■ **TASK REQUIREMENTS**: What number of lines in the entries below include the string "label"? Respond with that number alone.

START THE DATA

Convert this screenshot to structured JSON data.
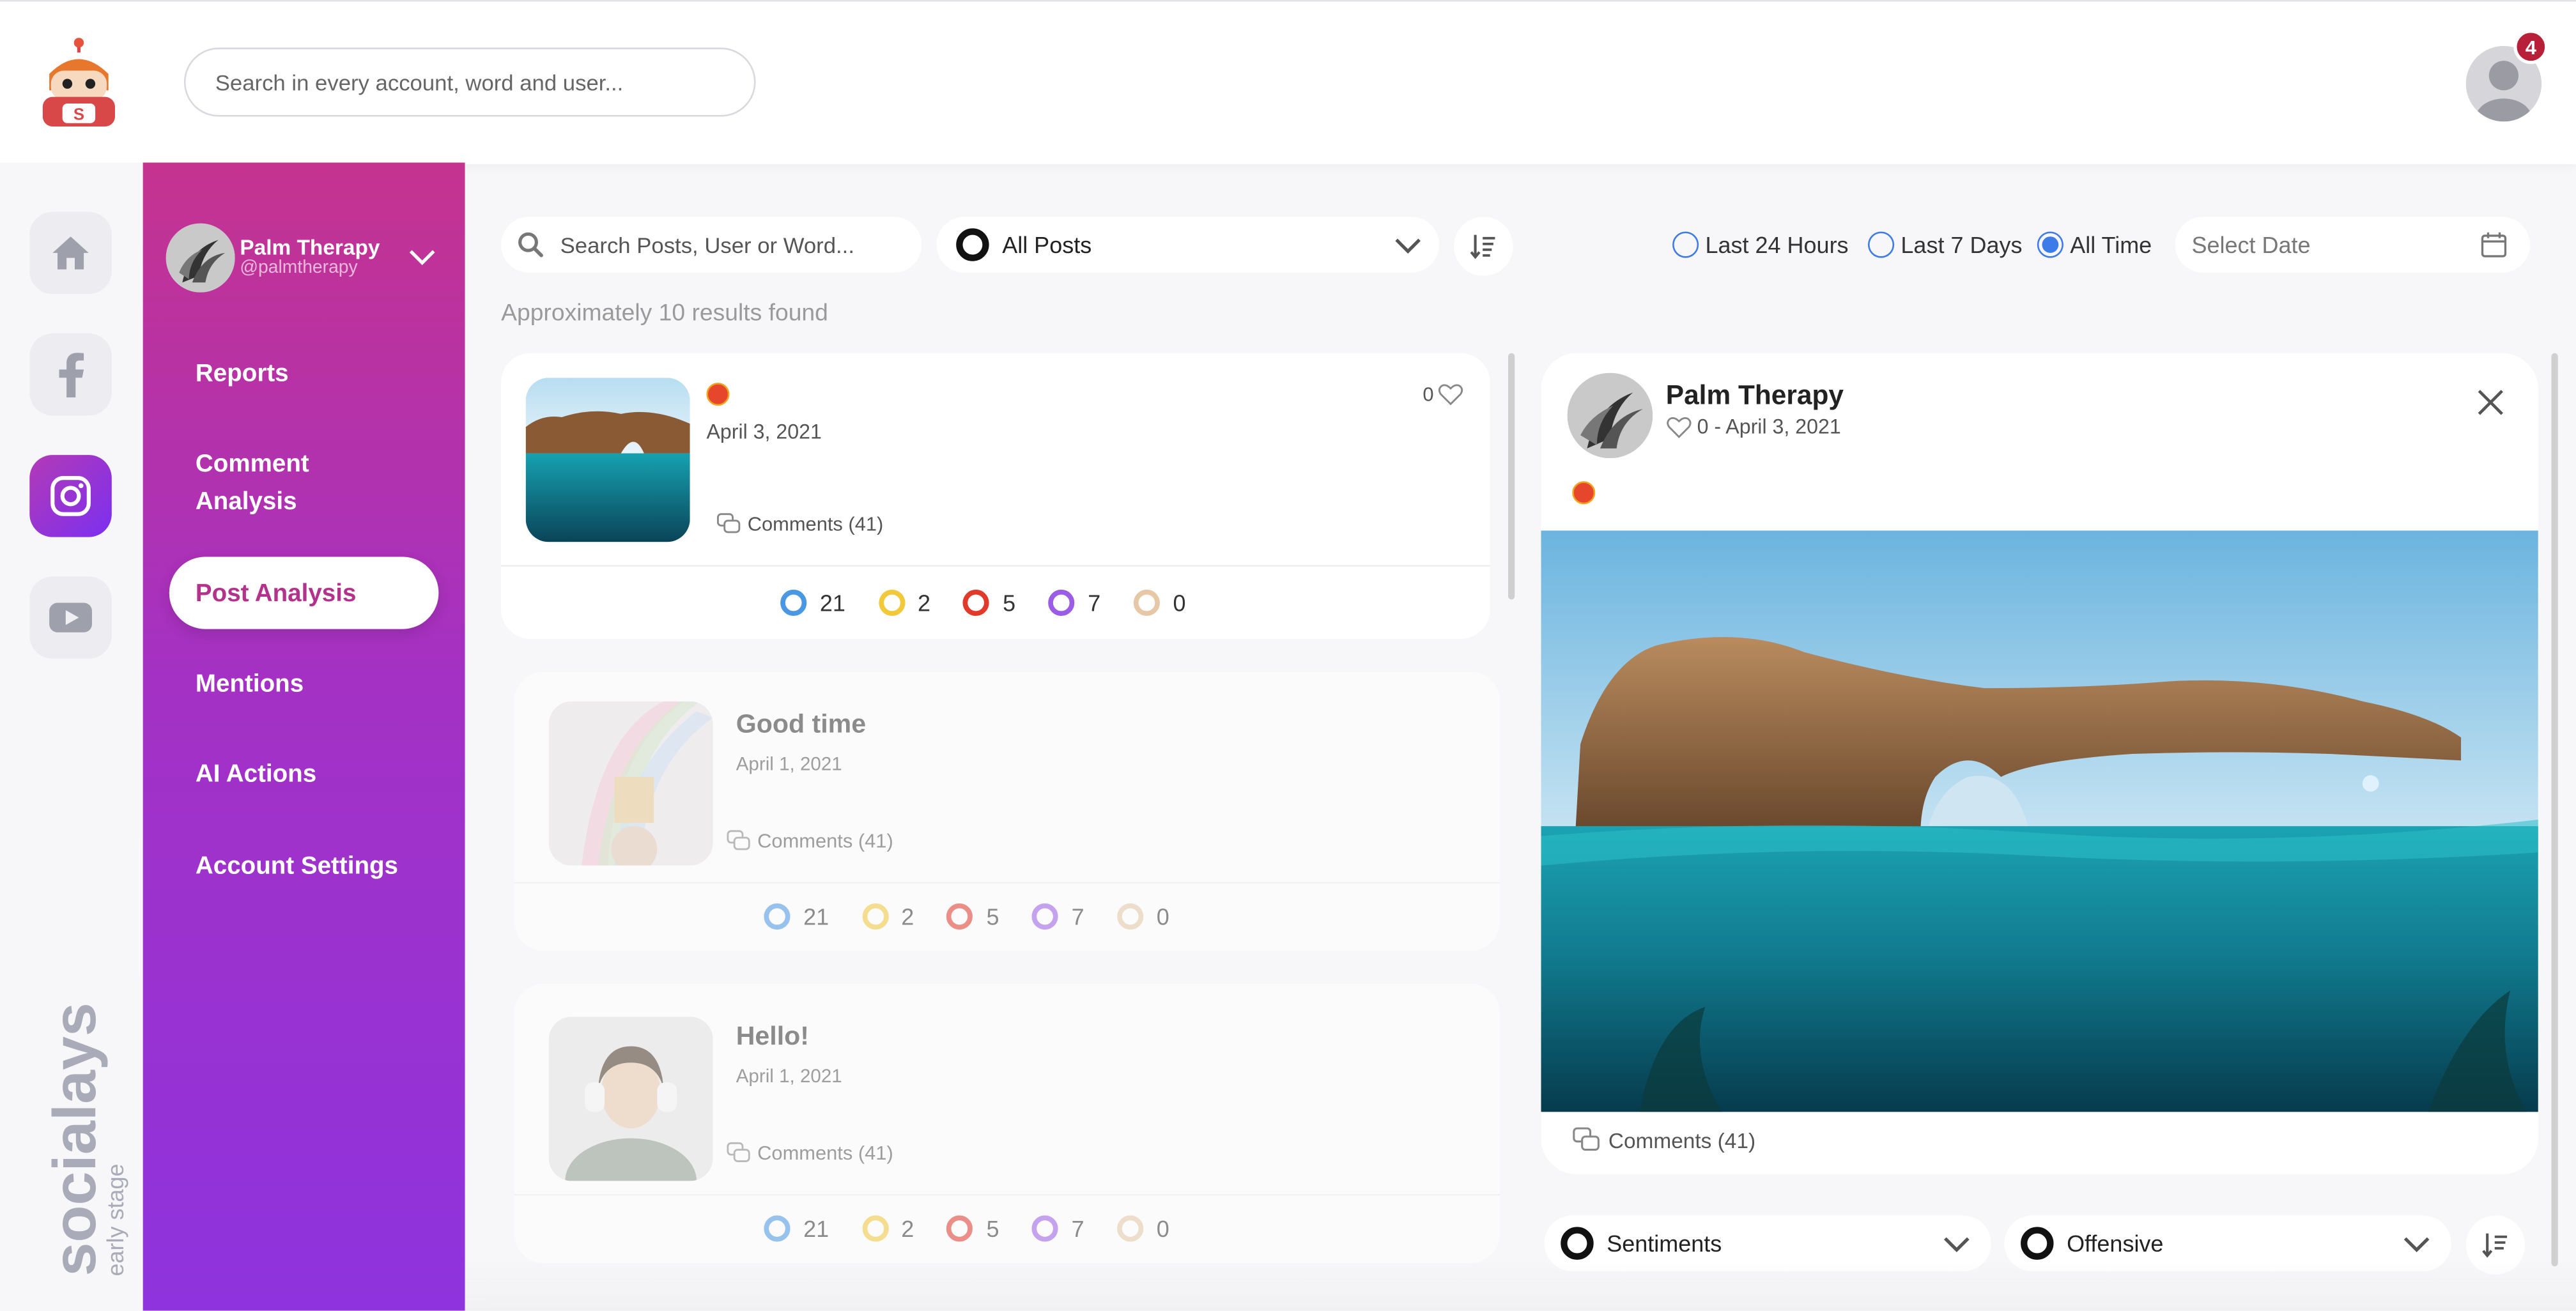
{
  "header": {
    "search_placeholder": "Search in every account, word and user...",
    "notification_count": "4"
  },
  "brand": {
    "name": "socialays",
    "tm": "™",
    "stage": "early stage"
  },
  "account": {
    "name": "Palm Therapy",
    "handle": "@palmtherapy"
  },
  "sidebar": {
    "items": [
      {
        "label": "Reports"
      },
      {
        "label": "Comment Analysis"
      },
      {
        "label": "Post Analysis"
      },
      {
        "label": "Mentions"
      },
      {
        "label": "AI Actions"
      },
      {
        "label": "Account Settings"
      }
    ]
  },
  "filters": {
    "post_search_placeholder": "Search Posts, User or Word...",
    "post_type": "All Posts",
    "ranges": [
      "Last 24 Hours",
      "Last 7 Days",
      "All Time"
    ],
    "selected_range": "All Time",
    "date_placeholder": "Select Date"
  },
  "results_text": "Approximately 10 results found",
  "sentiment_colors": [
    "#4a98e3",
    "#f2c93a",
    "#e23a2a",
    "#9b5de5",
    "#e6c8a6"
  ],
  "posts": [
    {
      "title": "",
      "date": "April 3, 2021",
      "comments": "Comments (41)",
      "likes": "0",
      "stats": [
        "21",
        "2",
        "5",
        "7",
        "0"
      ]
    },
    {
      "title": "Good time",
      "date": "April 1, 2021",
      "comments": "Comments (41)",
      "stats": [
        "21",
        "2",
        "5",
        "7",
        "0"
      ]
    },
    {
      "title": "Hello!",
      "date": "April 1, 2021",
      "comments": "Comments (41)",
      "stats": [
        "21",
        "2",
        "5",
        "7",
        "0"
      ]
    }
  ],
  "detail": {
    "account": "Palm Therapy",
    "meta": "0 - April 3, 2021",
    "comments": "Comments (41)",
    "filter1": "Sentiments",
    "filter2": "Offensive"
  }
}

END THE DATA

■ **RESULT FOR THIS EXERCISE**: 6